EXERCISE INSTRUCTIONS:
Search the data below for the string "pointer". Extract every line that contains it.

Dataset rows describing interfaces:
◆ ◆ ◆ ◆
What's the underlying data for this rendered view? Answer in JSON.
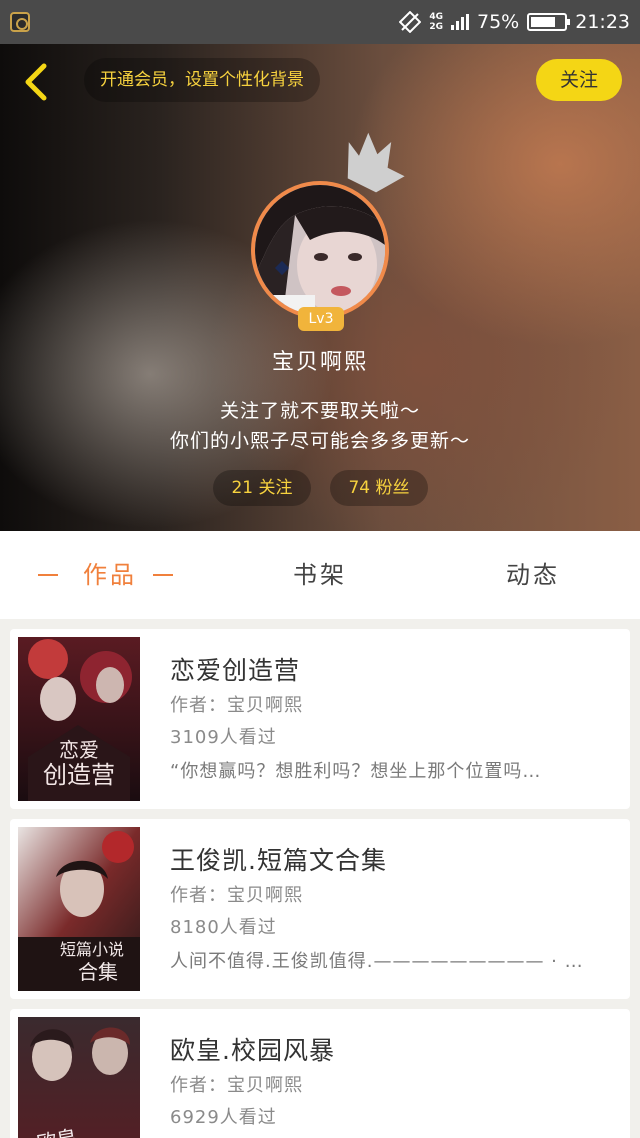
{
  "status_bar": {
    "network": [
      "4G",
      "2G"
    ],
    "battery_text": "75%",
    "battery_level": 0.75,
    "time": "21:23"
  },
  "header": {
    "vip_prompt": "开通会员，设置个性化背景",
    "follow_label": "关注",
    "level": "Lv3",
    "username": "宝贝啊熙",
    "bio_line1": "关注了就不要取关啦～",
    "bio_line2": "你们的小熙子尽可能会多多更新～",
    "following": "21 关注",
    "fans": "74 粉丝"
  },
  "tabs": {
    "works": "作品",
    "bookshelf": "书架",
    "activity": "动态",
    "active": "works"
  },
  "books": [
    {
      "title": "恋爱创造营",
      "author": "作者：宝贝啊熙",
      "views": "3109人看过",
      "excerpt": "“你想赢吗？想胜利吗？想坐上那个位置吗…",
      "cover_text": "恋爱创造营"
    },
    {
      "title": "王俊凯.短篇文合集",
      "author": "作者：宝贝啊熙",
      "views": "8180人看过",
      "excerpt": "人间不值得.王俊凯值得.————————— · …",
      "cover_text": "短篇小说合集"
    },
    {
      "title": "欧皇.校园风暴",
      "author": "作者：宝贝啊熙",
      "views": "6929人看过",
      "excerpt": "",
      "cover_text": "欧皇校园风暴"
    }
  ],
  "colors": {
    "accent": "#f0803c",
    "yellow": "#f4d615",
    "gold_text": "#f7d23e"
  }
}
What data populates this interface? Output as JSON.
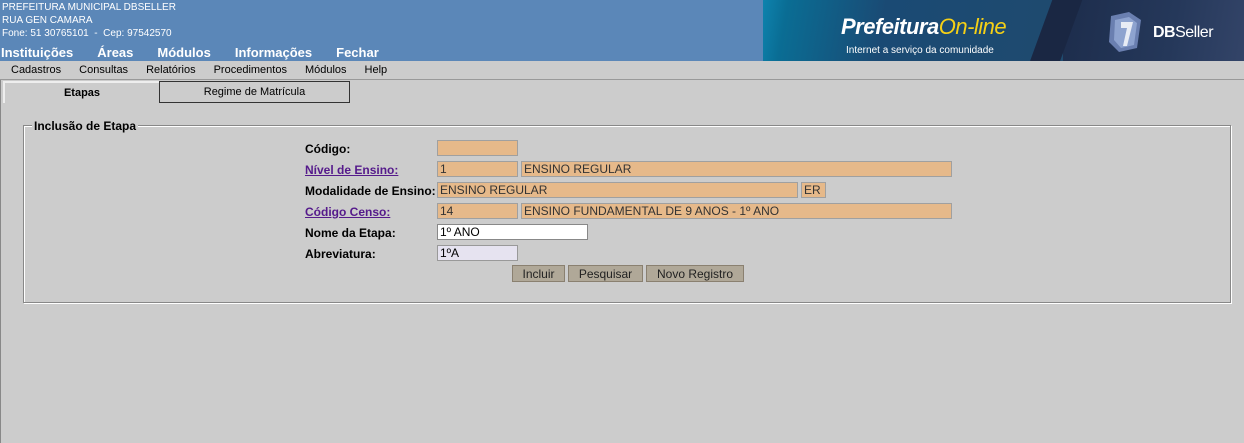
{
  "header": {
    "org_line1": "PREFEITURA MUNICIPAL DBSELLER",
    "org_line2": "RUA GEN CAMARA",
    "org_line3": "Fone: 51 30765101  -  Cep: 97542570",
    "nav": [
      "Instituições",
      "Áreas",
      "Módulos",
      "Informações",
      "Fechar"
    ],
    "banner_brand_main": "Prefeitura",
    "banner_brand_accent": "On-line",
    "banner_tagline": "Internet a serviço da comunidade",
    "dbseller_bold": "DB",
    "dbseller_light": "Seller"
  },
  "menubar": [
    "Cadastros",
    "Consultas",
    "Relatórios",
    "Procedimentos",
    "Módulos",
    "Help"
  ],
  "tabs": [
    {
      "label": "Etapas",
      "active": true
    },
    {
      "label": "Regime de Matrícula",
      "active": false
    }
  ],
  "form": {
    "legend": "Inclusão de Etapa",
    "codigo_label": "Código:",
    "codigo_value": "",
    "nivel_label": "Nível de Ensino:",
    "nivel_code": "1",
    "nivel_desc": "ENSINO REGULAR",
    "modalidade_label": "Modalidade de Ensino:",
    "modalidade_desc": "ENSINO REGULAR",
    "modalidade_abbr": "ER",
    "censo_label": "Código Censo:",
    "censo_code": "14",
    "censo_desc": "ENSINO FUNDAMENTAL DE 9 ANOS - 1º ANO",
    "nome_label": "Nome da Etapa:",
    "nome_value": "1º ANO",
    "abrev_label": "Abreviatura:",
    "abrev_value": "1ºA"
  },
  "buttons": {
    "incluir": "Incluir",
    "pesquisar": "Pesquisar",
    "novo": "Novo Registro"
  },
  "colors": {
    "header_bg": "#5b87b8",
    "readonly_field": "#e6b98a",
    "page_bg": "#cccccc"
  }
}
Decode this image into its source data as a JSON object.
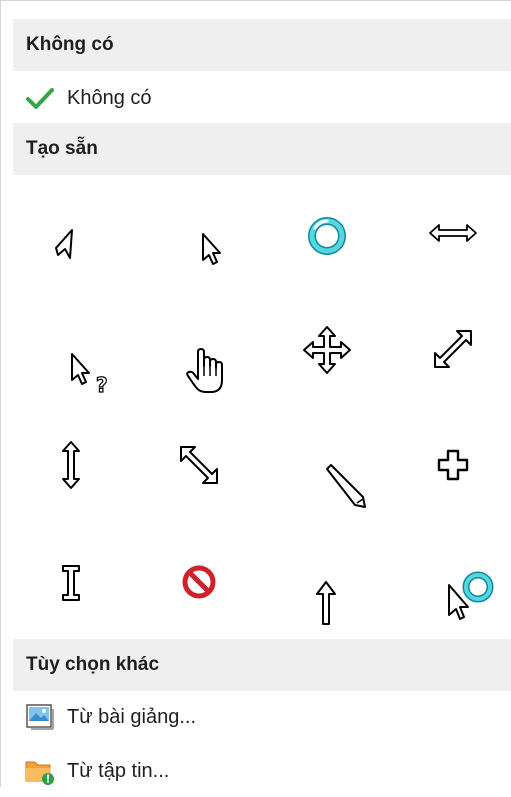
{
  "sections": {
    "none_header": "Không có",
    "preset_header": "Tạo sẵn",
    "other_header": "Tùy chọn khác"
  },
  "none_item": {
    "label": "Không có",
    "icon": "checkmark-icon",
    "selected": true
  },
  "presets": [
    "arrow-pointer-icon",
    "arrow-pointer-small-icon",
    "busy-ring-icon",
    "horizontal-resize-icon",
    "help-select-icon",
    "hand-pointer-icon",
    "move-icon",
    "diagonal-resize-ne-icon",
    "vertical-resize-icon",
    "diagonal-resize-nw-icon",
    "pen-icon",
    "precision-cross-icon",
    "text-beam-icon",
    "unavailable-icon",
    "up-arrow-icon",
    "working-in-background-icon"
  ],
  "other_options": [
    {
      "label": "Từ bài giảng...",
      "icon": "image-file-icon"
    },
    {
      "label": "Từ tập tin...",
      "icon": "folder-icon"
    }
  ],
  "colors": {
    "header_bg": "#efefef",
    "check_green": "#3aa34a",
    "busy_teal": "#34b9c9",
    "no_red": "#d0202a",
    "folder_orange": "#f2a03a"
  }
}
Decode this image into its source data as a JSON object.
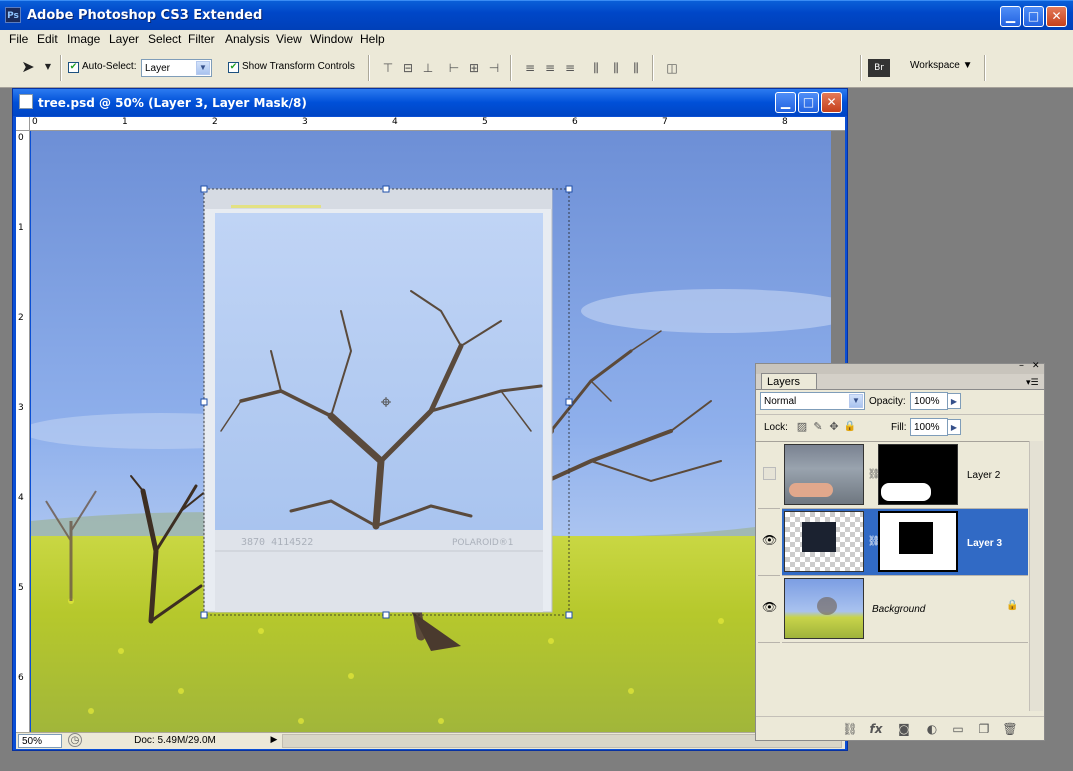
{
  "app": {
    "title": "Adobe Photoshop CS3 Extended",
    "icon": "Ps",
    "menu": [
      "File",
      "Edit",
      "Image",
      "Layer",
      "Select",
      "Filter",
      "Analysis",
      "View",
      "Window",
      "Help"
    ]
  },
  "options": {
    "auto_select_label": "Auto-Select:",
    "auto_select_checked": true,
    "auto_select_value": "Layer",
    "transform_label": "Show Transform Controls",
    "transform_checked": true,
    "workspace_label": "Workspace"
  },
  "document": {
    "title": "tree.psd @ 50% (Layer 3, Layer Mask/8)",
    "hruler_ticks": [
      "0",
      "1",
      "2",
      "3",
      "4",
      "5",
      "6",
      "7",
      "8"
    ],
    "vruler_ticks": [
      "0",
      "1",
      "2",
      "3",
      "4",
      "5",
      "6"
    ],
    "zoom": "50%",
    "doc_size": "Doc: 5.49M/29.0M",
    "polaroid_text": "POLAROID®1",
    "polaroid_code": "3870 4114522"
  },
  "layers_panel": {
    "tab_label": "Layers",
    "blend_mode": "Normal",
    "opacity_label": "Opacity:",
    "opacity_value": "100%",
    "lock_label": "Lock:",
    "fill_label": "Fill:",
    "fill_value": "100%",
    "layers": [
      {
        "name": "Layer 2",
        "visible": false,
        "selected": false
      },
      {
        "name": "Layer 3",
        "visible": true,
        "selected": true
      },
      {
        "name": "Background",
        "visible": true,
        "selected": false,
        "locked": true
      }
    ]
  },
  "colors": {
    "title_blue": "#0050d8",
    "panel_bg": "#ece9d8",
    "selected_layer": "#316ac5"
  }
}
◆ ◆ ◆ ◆
RESULT:
    "arrow-pointer-icon",
    "arrow-pointer-small-icon",
    "hand-pointer-icon",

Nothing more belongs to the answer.